Another powerful security measure is that fact that the Android operating system (Linux kernel, libraries, app runtime+framework, etc.) is on its own partition that is read-only. Also, Android uses Unix-style file permissions (except for FAT32 filesystems).
Android supports many cryptographic and encryption tools and algorithms such as AES, RSA, DSA, SHA, CBC, and ESSIV:SHA256.
Updates usually fix security threats and flaws that were found in apps. However, updates can introduce new security problems. In general, updates are good for most devices and apps, but be aware of the small chance of creating a new security threat.
Even though Android uses the Linux kernel, SELinux does not work for Android for various reasons (like the different userland). However, "SE for Android" is a project that is porting SELinux to Android (http://seandroid.bitbucket.org). This software will run just like SELinux does on the usual Linux systems.
On the Google Play Store, there are various anti-virus apps. Android does not get as many viruses as Windows, but it does get a little more than GNU/Linux (remember, Android uses Dalvik instead of GNU). However, some people may want anti-virus software for their Android system, and others may not. This is more of a matter of personal opinion and needs. Anti-virus software can slow down the system and use up large amounts of resources (exceptions apply).
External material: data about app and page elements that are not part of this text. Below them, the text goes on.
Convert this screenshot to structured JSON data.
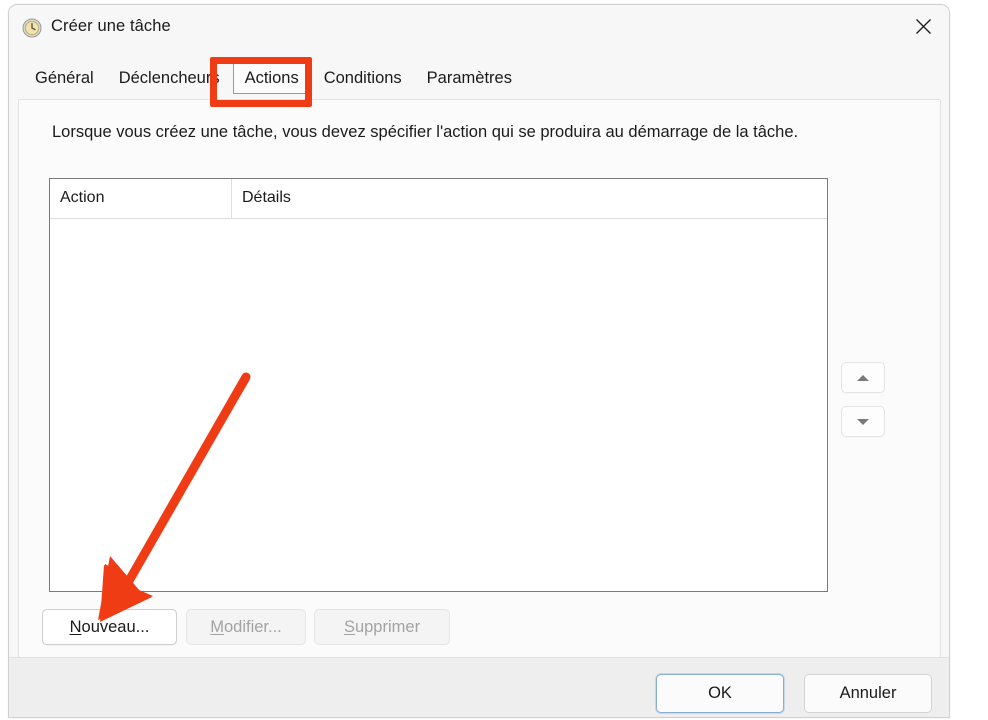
{
  "window": {
    "title": "Créer une tâche",
    "icon": "clock-icon",
    "close_label": "✕"
  },
  "tabs": [
    {
      "label": "Général",
      "selected": false
    },
    {
      "label": "Déclencheurs",
      "selected": false
    },
    {
      "label": "Actions",
      "selected": true
    },
    {
      "label": "Conditions",
      "selected": false
    },
    {
      "label": "Paramètres",
      "selected": false
    }
  ],
  "panel": {
    "description": "Lorsque vous créez une tâche, vous devez spécifier l'action qui se produira au démarrage de la tâche."
  },
  "list": {
    "columns": [
      "Action",
      "Détails"
    ],
    "rows": []
  },
  "move_buttons": {
    "up": "▲",
    "down": "▼"
  },
  "action_buttons": [
    {
      "accesskey": "N",
      "rest": "ouveau...",
      "enabled": true
    },
    {
      "accesskey": "M",
      "rest": "odifier...",
      "enabled": false
    },
    {
      "accesskey": "S",
      "rest": "upprimer",
      "enabled": false
    }
  ],
  "footer": {
    "ok": "OK",
    "cancel": "Annuler"
  },
  "annotations": {
    "highlight_target": "Actions",
    "arrow_target": "Nouveau...",
    "color": "#f03c14"
  }
}
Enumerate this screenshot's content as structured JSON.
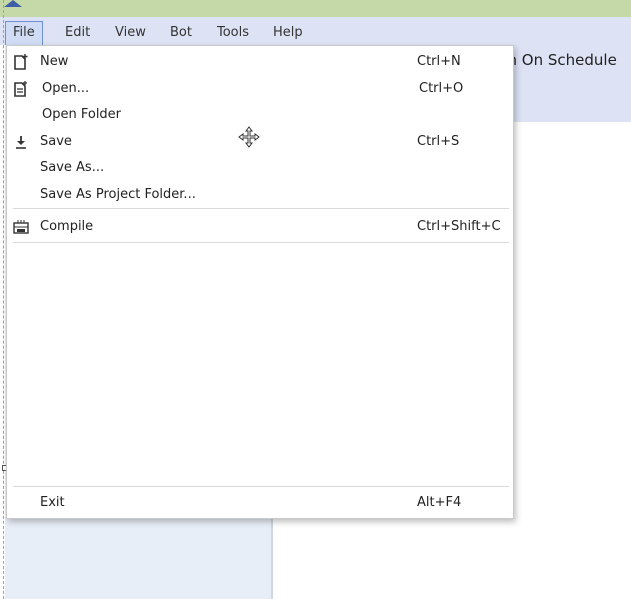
{
  "menubar": {
    "items": [
      {
        "label": "File"
      },
      {
        "label": "Edit"
      },
      {
        "label": "View"
      },
      {
        "label": "Bot"
      },
      {
        "label": "Tools"
      },
      {
        "label": "Help"
      }
    ]
  },
  "ribbon": {
    "run_on_schedule_label": "un On Schedule"
  },
  "file_menu": {
    "new": {
      "label": "New",
      "shortcut": "Ctrl+N"
    },
    "open": {
      "label": "Open...",
      "shortcut": "Ctrl+O"
    },
    "open_folder": {
      "label": "Open Folder"
    },
    "save": {
      "label": "Save",
      "shortcut": "Ctrl+S"
    },
    "save_as": {
      "label": "Save As..."
    },
    "save_as_project_folder": {
      "label": "Save As Project Folder..."
    },
    "compile": {
      "label": "Compile",
      "shortcut": "Ctrl+Shift+C"
    },
    "exit": {
      "label": "Exit",
      "shortcut": "Alt+F4"
    }
  }
}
It is interesting to know that most of Android's security is meant to protect itself, not your personal files. While both are secured, there are more security measures that protect the operating system than the personal files (like pictures, music, contacts, etc.).
NOTE: Android may have some other security measures that may have not been discussed in this article.
In summary, Android is a secure operating system and it has many ways of protecting itself. However, the weakest point of security is the user. As long as the user makes wise choices concerning the installation of apps, physical security, and updates, then the Android system has a high level of security.
NOTE: Some readers may be wondering about iPhone security vs Android security. That topic is beyond the scope of this article.